DESCRIPTION OF THE TASK
The job is to find each line of the records below that includes the word "phone" and copy it.

== DATASET EXCERPTS

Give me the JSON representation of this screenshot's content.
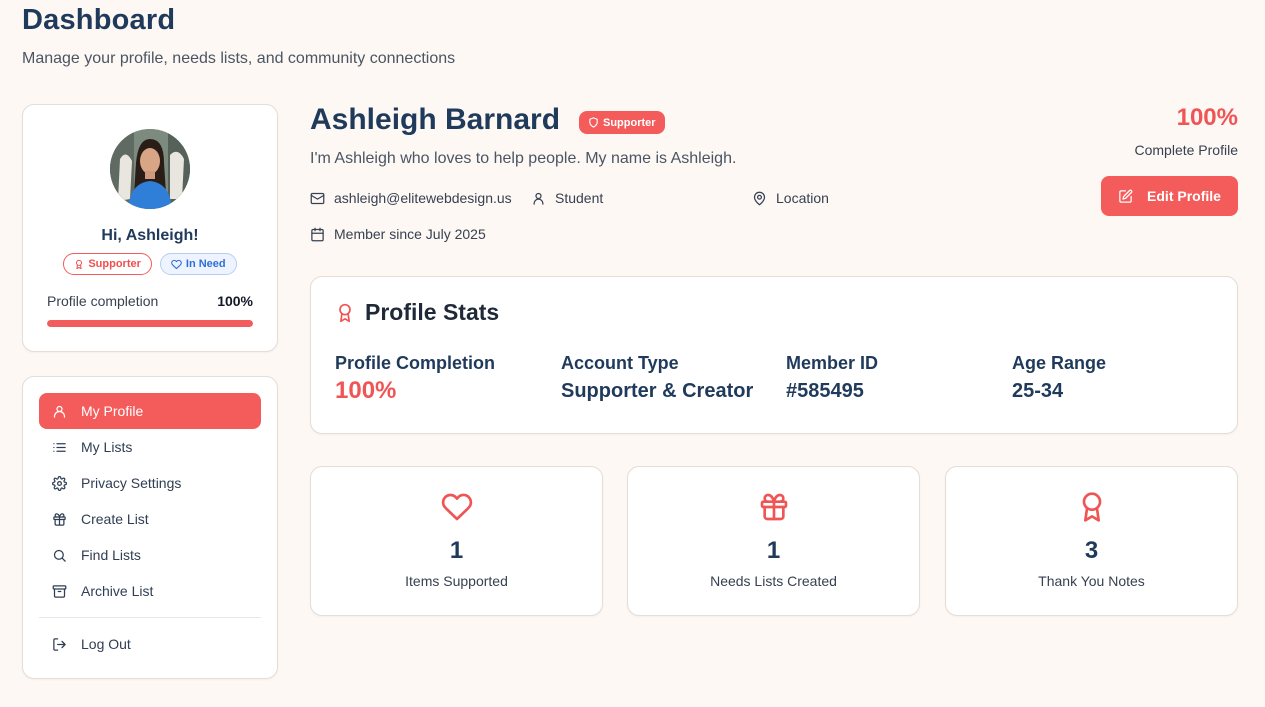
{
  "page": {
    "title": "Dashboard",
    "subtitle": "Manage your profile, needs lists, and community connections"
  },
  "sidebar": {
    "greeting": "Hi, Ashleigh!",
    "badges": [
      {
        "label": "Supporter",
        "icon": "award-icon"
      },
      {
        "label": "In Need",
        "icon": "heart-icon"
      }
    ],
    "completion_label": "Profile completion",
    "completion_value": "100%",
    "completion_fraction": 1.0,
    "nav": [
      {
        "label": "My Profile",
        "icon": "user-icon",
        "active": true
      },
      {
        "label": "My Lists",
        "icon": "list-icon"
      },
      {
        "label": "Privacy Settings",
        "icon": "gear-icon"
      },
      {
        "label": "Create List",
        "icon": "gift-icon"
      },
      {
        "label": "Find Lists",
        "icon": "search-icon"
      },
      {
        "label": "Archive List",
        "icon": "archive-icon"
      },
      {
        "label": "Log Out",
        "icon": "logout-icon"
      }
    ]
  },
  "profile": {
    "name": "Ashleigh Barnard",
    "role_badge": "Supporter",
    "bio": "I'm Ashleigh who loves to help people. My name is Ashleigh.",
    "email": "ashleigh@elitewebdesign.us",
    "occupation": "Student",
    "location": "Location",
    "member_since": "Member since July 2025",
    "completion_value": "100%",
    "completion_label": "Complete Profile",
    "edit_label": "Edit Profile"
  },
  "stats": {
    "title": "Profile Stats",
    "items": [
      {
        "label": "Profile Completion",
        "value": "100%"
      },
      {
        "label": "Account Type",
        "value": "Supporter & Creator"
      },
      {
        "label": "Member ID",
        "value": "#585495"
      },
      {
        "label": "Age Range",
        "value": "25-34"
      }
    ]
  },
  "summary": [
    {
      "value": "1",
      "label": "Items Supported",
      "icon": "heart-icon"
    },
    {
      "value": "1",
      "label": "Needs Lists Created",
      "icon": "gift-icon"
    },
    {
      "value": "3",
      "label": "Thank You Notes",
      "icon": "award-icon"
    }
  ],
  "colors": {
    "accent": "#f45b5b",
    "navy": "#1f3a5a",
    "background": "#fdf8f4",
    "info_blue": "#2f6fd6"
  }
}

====
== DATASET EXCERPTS

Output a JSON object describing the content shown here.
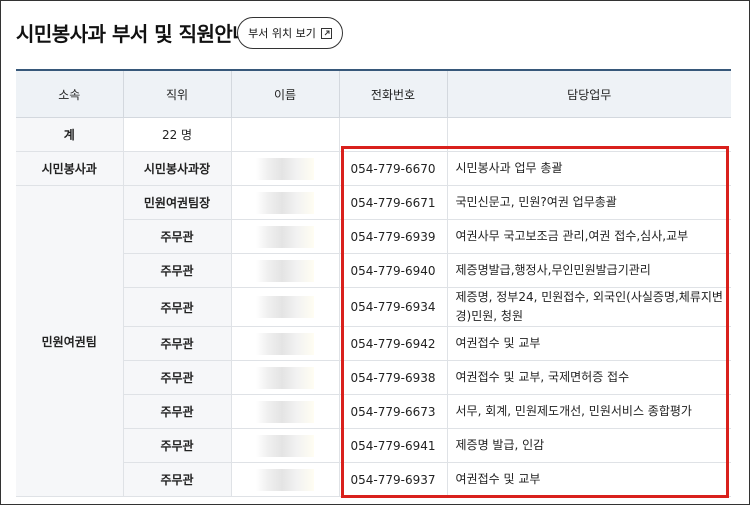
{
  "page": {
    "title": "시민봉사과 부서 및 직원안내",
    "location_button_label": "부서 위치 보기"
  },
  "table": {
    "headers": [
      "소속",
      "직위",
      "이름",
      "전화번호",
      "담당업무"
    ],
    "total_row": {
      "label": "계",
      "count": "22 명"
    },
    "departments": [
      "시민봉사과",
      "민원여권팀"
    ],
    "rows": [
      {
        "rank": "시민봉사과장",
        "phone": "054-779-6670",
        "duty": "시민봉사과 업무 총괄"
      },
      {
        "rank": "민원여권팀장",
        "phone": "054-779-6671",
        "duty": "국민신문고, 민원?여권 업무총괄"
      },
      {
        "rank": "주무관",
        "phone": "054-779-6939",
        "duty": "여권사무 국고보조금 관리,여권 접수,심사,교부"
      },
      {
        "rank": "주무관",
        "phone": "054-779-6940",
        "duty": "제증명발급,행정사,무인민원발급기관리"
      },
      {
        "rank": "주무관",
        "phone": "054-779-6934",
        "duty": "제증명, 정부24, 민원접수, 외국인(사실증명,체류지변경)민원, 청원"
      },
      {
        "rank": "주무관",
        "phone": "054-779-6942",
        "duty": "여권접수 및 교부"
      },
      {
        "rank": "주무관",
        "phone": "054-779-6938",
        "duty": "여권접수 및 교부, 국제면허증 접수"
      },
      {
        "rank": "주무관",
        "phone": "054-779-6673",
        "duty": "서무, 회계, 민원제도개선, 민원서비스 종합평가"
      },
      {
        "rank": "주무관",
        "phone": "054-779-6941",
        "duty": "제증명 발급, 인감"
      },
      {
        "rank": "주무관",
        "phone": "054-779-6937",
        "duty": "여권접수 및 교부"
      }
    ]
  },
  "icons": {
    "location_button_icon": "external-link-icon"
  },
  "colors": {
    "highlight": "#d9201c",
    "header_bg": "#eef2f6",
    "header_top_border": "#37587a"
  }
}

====
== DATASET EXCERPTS

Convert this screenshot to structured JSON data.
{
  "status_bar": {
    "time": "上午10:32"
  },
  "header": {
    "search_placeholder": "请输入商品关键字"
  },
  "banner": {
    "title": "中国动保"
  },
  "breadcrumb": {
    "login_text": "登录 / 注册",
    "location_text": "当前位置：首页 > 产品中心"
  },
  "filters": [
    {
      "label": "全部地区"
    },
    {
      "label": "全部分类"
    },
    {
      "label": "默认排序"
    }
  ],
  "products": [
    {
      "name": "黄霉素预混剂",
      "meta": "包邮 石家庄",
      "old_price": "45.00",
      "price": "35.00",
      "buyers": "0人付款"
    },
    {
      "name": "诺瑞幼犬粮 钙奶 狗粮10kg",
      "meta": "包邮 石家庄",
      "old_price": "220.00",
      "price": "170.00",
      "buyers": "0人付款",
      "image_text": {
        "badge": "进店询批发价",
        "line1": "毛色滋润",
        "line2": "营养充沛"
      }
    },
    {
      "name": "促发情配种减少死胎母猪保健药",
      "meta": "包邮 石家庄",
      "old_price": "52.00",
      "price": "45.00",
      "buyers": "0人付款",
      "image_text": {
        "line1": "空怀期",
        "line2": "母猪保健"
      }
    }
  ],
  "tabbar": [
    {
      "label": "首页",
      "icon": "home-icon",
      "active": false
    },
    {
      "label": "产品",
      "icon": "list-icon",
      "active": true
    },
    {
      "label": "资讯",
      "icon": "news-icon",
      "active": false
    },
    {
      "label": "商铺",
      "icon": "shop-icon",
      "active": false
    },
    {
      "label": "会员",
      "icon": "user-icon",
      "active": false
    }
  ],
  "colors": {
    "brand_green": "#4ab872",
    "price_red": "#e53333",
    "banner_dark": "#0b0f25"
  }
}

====

THE COMPLETED TASK
        "phone": "054-779-6670",
        "phone": "054-779-6671",
        "phone": "054-779-6939",
        "phone": "054-779-6940",
        "phone": "054-779-6934",
        "phone": "054-779-6942",
        "phone": "054-779-6938",
        "phone": "054-779-6673",
        "phone": "054-779-6941",
        "phone": "054-779-6937",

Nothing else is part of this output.